### Data for review:
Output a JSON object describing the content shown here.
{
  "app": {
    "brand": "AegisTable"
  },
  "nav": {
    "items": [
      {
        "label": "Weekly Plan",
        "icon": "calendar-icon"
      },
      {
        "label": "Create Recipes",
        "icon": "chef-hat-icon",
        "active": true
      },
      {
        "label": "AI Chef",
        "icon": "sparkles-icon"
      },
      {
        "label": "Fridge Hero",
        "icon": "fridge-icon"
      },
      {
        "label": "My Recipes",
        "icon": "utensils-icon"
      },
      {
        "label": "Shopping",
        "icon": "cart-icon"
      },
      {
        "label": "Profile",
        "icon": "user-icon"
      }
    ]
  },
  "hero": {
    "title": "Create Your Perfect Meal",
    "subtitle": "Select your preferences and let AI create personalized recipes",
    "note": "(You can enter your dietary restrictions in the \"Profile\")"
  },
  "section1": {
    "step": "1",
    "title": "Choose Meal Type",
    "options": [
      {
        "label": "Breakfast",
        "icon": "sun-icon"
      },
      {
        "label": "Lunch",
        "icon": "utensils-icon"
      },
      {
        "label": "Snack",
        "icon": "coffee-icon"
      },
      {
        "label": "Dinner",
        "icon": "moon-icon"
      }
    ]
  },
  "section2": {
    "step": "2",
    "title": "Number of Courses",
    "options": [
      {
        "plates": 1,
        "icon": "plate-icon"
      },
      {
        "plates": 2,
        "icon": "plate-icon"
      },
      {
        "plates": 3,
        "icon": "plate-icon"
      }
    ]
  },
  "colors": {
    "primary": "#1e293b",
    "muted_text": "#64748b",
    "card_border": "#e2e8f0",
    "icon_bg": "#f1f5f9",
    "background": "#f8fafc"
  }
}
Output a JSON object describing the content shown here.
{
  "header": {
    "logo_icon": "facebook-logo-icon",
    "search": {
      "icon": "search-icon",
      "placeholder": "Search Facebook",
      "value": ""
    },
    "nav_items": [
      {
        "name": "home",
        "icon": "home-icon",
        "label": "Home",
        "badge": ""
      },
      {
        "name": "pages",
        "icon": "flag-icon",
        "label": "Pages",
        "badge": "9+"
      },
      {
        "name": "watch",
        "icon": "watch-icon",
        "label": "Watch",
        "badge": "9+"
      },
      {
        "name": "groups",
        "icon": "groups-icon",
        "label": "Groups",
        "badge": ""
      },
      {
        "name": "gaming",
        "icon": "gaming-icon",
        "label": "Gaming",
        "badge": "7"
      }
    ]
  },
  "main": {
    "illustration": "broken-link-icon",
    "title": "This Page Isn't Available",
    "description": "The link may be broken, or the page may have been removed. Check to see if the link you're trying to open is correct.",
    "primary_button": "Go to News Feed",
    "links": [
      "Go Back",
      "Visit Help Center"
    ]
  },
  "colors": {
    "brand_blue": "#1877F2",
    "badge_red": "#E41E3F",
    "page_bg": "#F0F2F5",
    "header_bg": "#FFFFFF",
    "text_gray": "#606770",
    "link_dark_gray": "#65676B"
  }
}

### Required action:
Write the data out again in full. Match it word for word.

### Answer section:
Output a JSON object describing the content shown here.
{
  "app": {
    "brand": "AegisTable"
  },
  "nav": {
    "items": [
      {
        "label": "Weekly Plan",
        "icon": "calendar-icon"
      },
      {
        "label": "Create Recipes",
        "icon": "chef-hat-icon",
        "active": true
      },
      {
        "label": "AI Chef",
        "icon": "sparkles-icon"
      },
      {
        "label": "Fridge Hero",
        "icon": "fridge-icon"
      },
      {
        "label": "My Recipes",
        "icon": "utensils-icon"
      },
      {
        "label": "Shopping",
        "icon": "cart-icon"
      },
      {
        "label": "Profile",
        "icon": "user-icon"
      }
    ]
  },
  "hero": {
    "title": "Create Your Perfect Meal",
    "subtitle": "Select your preferences and let AI create personalized recipes",
    "note": "(You can enter your dietary restrictions in the \"Profile\")"
  },
  "section1": {
    "step": "1",
    "title": "Choose Meal Type",
    "options": [
      {
        "label": "Breakfast",
        "icon": "sun-icon"
      },
      {
        "label": "Lunch",
        "icon": "utensils-icon"
      },
      {
        "label": "Snack",
        "icon": "coffee-icon"
      },
      {
        "label": "Dinner",
        "icon": "moon-icon"
      }
    ]
  },
  "section2": {
    "step": "2",
    "title": "Number of Courses",
    "options": [
      {
        "plates": 1,
        "icon": "plate-icon"
      },
      {
        "plates": 2,
        "icon": "plate-icon"
      },
      {
        "plates": 3,
        "icon": "plate-icon"
      }
    ]
  },
  "colors": {
    "primary": "#1e293b",
    "muted_text": "#64748b",
    "card_border": "#e2e8f0",
    "icon_bg": "#f1f5f9",
    "background": "#f8fafc"
  }
}
Output a JSON object describing the content shown here.
{
  "header": {
    "logo_icon": "facebook-logo-icon",
    "search": {
      "icon": "search-icon",
      "placeholder": "Search Facebook",
      "value": ""
    },
    "nav_items": [
      {
        "name": "home",
        "icon": "home-icon",
        "label": "Home",
        "badge": ""
      },
      {
        "name": "pages",
        "icon": "flag-icon",
        "label": "Pages",
        "badge": "9+"
      },
      {
        "name": "watch",
        "icon": "watch-icon",
        "label": "Watch",
        "badge": "9+"
      },
      {
        "name": "groups",
        "icon": "groups-icon",
        "label": "Groups",
        "badge": ""
      },
      {
        "name": "gaming",
        "icon": "gaming-icon",
        "label": "Gaming",
        "badge": "7"
      }
    ]
  },
  "main": {
    "illustration": "broken-link-icon",
    "title": "This Page Isn't Available",
    "description": "The link may be broken, or the page may have been removed. Check to see if the link you're trying to open is correct.",
    "primary_button": "Go to News Feed",
    "links": [
      "Go Back",
      "Visit Help Center"
    ]
  },
  "colors": {
    "brand_blue": "#1877F2",
    "badge_red": "#E41E3F",
    "page_bg": "#F0F2F5",
    "header_bg": "#FFFFFF",
    "text_gray": "#606770",
    "link_dark_gray": "#65676B"
  }
}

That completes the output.